The Japanese have a saying, "Sake wa hyaku yaku no chou," which translates to "Sake is the best of all medicines." In Italy, a similar sentiment is echoed in the proverb "good wine makes good blood." Far from advocating overindulgence, these proverbs emphasize the deep connection between these beverages and the cultural tapestry of Japan and Italy. Sake, in particular, is not just a drink; it's a reflection of Japanese identity, history, and the land itself—a taste that transcends the senses.
The origins of this profound proverb extend back to the Book of the Later Han, an ancient Chinese historical work from the 5th century. Intriguingly, it finds a counterpart in the saying "sake wa hyaku doku no chou," a notion that sake can be the worst poison, originating from Kenkou Yoshida's Essays in Idleness in the 14th century. This duality encapsulates the Japanese ethos of moderation, urging an appreciation that even life's most exquisite pleasures should be embraced in balance.
Sake Reflecting Japanese Philosophy
Enter Kinsen, an acclaimed sake brand that carries the weight of tradition and craftsmanship on its shoulders. Aihara Shuzo, the current brewer of Kinsen and also the creator of the renowned Ugonotsuki brand, inherited the name from the now-closed Horimoto Shuzo in Hiroshima Prefecture. When Horimoto Shuzo ceased operations, Aihara Shuzo sought the expertise of Atsushi Horimoto, a skilled toji (master brewer), seamlessly incorporating the brand into their distinguished lineup.

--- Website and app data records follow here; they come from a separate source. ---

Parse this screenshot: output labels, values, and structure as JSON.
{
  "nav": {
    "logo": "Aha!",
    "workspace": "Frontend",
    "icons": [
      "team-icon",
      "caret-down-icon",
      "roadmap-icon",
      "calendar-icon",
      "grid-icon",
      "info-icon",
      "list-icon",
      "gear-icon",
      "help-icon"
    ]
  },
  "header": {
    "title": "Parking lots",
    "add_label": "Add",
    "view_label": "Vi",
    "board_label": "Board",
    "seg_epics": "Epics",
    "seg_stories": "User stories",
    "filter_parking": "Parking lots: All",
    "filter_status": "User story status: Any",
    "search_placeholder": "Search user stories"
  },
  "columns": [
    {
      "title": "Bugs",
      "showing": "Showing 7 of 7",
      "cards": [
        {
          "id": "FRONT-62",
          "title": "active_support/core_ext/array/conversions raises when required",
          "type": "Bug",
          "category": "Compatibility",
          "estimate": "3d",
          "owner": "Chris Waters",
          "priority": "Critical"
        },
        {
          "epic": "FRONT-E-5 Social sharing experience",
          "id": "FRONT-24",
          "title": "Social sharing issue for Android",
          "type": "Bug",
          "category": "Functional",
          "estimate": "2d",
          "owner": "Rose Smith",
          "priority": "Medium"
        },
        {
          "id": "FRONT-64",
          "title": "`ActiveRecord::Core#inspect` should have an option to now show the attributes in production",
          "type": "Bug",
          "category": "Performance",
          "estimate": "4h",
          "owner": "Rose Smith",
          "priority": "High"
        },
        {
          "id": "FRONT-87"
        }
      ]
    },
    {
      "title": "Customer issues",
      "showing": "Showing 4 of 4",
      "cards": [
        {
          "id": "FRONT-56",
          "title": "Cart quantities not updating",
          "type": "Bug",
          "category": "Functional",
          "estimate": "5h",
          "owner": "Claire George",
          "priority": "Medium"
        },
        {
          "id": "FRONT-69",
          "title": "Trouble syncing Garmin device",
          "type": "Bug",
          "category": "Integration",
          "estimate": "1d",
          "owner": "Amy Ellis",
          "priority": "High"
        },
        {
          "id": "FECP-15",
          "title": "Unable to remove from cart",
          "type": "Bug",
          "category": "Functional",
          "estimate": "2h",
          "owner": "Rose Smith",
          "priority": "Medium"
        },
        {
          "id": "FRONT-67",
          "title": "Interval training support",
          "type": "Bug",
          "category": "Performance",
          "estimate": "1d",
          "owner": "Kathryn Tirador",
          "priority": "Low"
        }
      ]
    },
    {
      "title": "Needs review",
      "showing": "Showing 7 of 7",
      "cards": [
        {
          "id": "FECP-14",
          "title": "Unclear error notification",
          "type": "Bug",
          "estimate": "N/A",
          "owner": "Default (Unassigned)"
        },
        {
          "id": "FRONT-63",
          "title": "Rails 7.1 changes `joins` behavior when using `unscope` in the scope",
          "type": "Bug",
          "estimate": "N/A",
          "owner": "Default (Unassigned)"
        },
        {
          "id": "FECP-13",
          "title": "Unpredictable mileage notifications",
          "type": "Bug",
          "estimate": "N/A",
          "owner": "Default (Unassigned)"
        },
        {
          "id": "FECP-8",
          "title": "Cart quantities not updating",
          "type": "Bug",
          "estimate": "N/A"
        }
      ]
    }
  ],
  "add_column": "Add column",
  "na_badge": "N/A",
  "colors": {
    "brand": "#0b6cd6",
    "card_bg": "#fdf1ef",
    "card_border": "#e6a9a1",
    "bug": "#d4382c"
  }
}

At the forefront of Kinsen's offerings stands the Kinsen Sake Wa Hyaku Yaku no Chou, a sake that not only embraces this philosophy but proudly carries its essence in the name. Exhibiting a rich ginjo aroma, it offers a sharp, clear taste that complements various dishes, from bonito tataki to Chinese delicacies like haposai and spring rolls. The journey of each sip begins with a soft, dry, and slightly grainy start, evolving into a lighter finish tinged with hints of bitterness and sweetness. Despite its complexity, Kinsen maintains a lasting thickness that lingers well into the finish—a remarkable interplay of flavors.

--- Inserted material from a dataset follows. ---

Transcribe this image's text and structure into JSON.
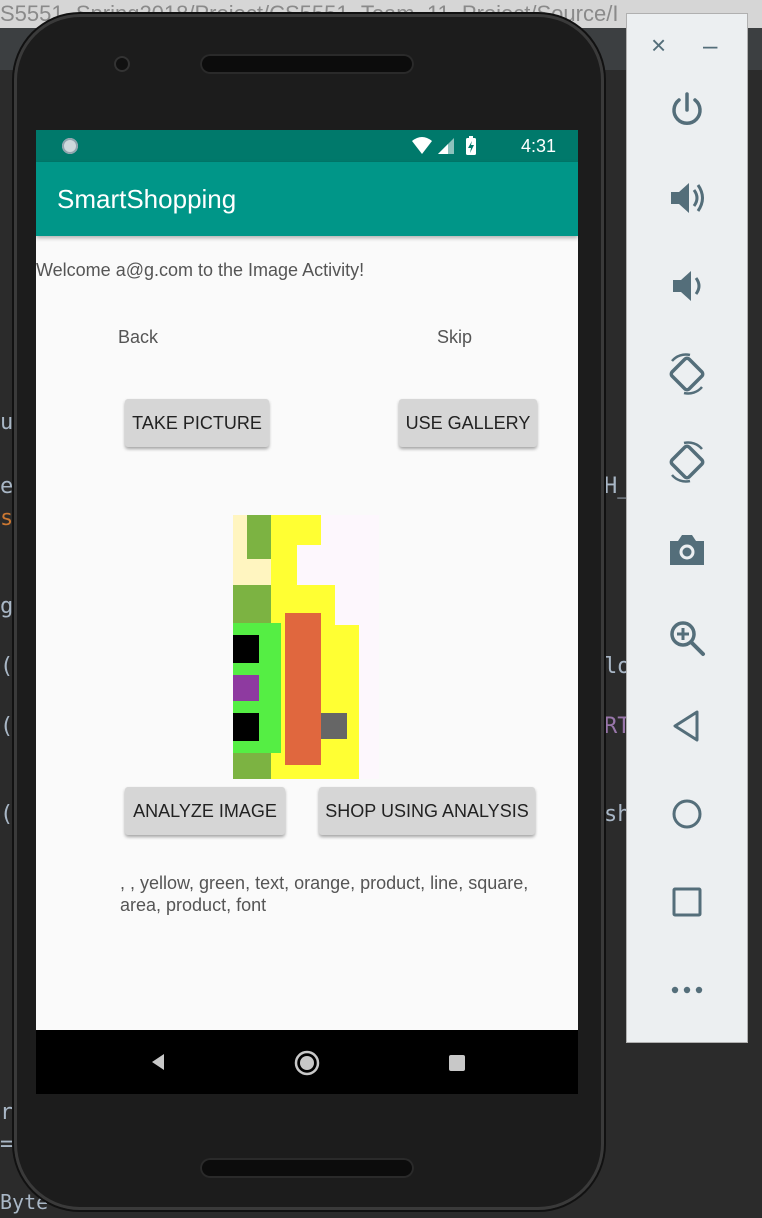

So, take a moment to savor the artistry in every bottle of Kinsen. It's not just a drink; it's a celebration of culture, a testament to craftsmanship, and a reminder that in the delicate dance of flavors, balance is key. Cheers to the elixir of life!